Step 20: Once you have made all your cuts, select all of the lines and expand them (Object > Expand Appearance). Select the eyedropper tool and click on one of the main shapes to apply the radial gradient to the new strokes. With the strokes still selected, change the right (light gray) color to pure white. Change the Transparency mode to Color Dodge at 100% Opacity.
Step 21: Like before, adjust your gradients. We want to shoot for having just a little bit of white on each line.
Step 22: Make a copy of your main shape layer and move it above all the other layers. Remove the fill color and set the stroke to a light blue (#99CCCC). Lower the stroke weight to around 0.5pt. Change the Transparency mode to Color Dodge with the Opacity around 50%.
Step 23: Draw out a couple of small jagged shapes. Set the fill color to black. To create some scatter brushes, drag each shape (one at a time) over to the brush panel. Select “Scatter Brush” when the window pops up. Set all of the options to random and adjust the sliders.
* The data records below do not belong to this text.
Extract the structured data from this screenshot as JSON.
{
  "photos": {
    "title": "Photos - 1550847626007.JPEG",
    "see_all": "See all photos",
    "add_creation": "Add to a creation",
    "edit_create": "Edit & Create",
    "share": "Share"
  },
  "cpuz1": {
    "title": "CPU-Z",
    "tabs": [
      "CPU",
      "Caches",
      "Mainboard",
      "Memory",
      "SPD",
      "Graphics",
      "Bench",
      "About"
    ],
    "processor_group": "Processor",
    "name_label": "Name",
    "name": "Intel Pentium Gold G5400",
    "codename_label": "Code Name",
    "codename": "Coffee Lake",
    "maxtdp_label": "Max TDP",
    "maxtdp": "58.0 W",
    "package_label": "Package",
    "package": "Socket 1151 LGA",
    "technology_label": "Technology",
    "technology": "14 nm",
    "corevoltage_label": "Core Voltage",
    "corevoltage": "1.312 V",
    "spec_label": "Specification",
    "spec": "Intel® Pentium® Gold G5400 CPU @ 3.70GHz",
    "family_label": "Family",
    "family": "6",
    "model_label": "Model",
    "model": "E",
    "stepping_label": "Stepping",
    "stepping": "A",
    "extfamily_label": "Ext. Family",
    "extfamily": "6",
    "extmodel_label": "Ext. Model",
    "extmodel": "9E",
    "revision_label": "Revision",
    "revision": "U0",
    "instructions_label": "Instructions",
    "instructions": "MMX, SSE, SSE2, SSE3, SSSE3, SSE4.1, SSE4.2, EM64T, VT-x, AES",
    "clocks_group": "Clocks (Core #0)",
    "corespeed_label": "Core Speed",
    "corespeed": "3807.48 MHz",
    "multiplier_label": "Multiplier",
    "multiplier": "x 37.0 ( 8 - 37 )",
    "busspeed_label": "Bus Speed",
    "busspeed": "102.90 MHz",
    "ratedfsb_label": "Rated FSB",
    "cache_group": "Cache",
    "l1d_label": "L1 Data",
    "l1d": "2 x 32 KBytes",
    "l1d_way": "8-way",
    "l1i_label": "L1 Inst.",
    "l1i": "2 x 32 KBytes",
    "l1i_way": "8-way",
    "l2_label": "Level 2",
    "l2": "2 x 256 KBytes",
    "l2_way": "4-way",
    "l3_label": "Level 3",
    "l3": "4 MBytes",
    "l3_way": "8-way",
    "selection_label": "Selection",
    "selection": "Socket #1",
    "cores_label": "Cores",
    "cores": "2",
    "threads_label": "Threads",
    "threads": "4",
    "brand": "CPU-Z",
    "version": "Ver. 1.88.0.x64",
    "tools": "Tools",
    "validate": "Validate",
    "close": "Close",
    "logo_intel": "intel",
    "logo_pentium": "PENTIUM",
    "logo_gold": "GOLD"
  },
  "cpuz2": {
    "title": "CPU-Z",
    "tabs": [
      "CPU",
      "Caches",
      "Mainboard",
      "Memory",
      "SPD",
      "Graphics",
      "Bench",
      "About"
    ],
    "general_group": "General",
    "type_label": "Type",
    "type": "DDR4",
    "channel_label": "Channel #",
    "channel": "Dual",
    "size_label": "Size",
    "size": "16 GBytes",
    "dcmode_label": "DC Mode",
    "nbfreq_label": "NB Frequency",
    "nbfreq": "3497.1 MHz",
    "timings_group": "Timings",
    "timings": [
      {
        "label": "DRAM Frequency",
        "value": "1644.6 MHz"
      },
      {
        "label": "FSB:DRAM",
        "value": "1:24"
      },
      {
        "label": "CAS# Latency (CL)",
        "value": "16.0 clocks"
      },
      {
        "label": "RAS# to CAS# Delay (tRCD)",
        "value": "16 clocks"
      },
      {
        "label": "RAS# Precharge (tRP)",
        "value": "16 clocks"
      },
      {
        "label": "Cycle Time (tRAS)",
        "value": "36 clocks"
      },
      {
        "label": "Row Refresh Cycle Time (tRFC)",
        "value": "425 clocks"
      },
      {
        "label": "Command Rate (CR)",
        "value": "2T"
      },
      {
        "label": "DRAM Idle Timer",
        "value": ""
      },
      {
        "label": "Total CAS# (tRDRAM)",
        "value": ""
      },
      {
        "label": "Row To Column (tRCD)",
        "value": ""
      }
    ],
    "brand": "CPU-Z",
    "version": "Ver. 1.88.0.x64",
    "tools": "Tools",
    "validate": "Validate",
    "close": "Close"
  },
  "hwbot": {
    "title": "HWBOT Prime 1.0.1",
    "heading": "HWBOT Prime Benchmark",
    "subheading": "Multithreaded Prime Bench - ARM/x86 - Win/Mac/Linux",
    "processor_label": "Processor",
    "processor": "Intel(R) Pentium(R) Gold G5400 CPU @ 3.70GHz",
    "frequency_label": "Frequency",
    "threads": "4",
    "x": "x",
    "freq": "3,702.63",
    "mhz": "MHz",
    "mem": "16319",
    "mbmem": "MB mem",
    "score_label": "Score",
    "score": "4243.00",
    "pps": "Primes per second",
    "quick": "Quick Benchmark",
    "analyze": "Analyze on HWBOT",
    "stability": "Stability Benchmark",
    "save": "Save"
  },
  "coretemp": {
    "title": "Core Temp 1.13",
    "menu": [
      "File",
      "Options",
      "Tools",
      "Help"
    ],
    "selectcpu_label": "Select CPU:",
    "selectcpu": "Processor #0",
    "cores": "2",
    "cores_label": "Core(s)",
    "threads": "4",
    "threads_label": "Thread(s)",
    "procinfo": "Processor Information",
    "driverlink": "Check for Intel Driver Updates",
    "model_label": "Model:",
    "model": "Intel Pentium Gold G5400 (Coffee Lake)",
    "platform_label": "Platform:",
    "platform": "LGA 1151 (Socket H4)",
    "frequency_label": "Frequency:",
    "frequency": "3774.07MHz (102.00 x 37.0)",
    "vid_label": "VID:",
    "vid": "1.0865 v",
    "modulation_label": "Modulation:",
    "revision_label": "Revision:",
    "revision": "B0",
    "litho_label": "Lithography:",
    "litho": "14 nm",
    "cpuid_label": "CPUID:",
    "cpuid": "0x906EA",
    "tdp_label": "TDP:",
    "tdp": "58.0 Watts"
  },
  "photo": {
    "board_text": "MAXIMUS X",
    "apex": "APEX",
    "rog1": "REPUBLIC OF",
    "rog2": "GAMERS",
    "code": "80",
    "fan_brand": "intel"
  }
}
After you create the brush you will likely have to adjust these sliders again, so go ahead and hit OK. Make sure the Colorization Method is set to “Tints”.
Step 24: Create a new layer above all the others and start drawing out a few lines and apply your scatter brush to them. If the scatter is too close, large, etc. Just double click the brush and adjust the sliders.
Step 25: Set the stroke color to #3B7E97 and change the Transparency mode to Multiply at around 60%. Using the different shaped scatter brushes, keep making lines over your text to give it some texture.
Step 26: Create a new layer on top and apply the same scatter brushes, only this time set the stroke color to #A8C4D0 and the Transparency mode to Color Dodge. Lower the Opacity to around 15% for these lines.
Step 27: Draw out a circle. Make a copy of the circle and paste it in front (Ctrl + F). Resize the copied circle so it is about ¼ the size of the full circle. Set both circles to White.
Step 28: Select the large outer circle and lower the Opacity down to 0%. Make the inner circle’s Opacity 50%. With both circles selected, go to Object > Blend > Blend Options. Set the Spacing to Specified Steps and the number to 35. Hit OK. With both circles still selected go to Object > Blend > Make.
Step 29: Set the circle blend’s Transparency to “Overlay”. Resize the blend as needed and make a couple of copies, placing each one over your text. Keep going until you have placed a few blends on each letter.
Step 30: Make a copy of one of the blends and make it larger. Place a couple of these on the letters at the whitest points.
Step 31: Using the same blend options, create a jagged shape. Make a copy and resize slightly smaller than the original. Change the colors to #D9E6ED. Apply the blend. Once the blend is applied, change the Transparency mode to Color Dodge at 15%.
Step 32: Make copies and place this blend over your lightest points from the line gradients you created in step 20.
Step 33: Finally, I take a couple of the light blurs, change the color to #3C7E97 and set the Transparency mode to Multiply at around 60% and place near the darker spots to give some more depth.
Step 34: Keep adjusting by adding more scatter brushes, blurs, etc. until you are happy with it.